Morrissey’s a DeLand resident, a dad, a recently hired employee at Cookies LLC and a bladesmith. It’s because he’s a bladesmith that he was selected to compete on Forged in Fire, a History Channel show in which a group of bladesmiths compete to make the finest blade. The winner receives $10,000.
Morrissey was selected to be on the show in 2019 just before the COVID-19 pandemic hit. As cases rose and much of the world went on pause, Morrissey didn’t hear back for nearly two years. Then, all of a sudden, Morrissey got a call earlier this year to come up to Connecticut for filming.
The experience of competing on the show was “pretty cool,” Morrissey said. He even still keeps in touch with some of his Forged in Fire competitors. His son, James, was the most excited, though. “He was very excited,” Morrissey said. “He told all of his friends I was going to be on TV.”
The Beacon spoke with Morrissey before the show’s airing, and he was not allowed to share whether home the grand prize.
When he’s not competing as a television big shot, Morrissey’s working at his forge in DeLand at 1584 Old Daytona Circle. Twenty-first-century bladesmithing isn’t all that different from the hammer-pounding you see in movies, Morrissey explained.
The big difference is in the tools, like Morrissey’s “power hammer” that, in his bladesmithing partner Chad Bowlin’s words, “is like 50 bladesmiths.”
After working his day job, Morrissey makes his way to his forge, where he sets to forging made-to-order knives.
He started making knives in 2017, inspired by his friend — and now forge neighbor — Chad Bowlin of Black Hog Knives.
Morrissey’s a bladesmith, but he’s also an artist. The knives he makes are beautiful as well as usable.

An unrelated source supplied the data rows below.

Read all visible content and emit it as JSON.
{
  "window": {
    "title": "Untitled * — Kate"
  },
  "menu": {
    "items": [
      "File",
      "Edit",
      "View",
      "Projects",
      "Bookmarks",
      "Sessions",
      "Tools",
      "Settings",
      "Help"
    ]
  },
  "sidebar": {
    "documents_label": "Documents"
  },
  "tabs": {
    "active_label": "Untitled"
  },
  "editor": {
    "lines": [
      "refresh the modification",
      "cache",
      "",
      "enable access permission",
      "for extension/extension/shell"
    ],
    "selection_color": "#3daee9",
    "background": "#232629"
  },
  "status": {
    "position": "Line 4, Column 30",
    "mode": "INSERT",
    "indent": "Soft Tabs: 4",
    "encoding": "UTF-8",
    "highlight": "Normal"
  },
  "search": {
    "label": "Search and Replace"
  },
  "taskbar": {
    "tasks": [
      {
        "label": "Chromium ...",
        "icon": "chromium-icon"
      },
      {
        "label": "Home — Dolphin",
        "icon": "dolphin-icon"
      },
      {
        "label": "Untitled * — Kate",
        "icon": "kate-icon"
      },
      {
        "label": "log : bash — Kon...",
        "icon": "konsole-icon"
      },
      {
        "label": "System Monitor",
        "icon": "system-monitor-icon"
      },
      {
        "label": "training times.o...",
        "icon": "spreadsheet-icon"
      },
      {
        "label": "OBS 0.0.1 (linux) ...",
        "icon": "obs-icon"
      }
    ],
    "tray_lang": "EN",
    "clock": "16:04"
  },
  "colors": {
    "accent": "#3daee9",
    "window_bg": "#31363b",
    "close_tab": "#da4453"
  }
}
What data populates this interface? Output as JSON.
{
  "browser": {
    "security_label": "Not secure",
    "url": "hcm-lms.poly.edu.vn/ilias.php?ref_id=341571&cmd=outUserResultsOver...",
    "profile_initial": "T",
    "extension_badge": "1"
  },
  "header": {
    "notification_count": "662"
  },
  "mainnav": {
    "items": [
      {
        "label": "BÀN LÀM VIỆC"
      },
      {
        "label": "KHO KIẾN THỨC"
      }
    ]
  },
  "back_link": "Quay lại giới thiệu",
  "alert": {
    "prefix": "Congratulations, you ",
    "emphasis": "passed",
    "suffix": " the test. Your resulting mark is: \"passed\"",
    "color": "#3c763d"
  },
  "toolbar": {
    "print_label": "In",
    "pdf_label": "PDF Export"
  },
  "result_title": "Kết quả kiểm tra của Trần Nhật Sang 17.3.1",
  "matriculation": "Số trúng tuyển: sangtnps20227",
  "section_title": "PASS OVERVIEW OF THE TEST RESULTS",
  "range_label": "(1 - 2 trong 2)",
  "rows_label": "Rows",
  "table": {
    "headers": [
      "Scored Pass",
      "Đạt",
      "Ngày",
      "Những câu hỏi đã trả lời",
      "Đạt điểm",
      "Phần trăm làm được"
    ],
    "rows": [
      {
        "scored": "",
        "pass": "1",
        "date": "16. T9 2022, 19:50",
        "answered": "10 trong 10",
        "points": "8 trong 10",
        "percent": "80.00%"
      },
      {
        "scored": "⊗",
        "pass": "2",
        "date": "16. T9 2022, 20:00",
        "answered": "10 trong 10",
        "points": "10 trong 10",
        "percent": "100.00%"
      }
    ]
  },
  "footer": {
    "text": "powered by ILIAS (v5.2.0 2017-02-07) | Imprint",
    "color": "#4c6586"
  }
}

Some of his creations were recently showcased at a guest art exhibit at Trilogy Coffee Roasting Co. in Downtown DeLand.
By allowing customers to select the material for their handles as well as the type of steel they want their blade to be made of, he focuses on making a unique product for each individual.
“I like functional knives people are going to use,” Morrissey said. “The options are pretty limitless.”
Some customers want simple kitchen knives, he said, while some want elaborate knives forged with Damascus steel, a mix of high-nickel and high-carbon steels that allows the smith to make designs on the blade.
Forging a knife can take Morrissey anywhere from 40 hours for a simple blade, to far longer for something like a Damascus steel blade.
Morrissey goes smaller sometimes, too, hosting bottle-opener classes so people can get their first taste of bladesmithing with something a little simpler than a blade. Anybody can make a knife, he said, but you have to start somewhere.
He does most of his business through social media. TikTok is where Morrissey has the largest following (33,000 followers), he said.
After his big TV debut, Morrissey’s back to focusing on his business — he’s booked on special orders all the way through 2022. Changes on the horizon include making more knives to have on hand and taking his knives to a bladesmithing expo in Texas next year.
For more information about Shamrock Knives and to see Morrissey’s social media, click HERE. Morrissey will be on Forged in Fire at 9 p.m. Wednesday, Dec. 29, on the History Channel, and he is hosting a live watch party at The Blind Pig, 148 W. New York Ave. in DeLand.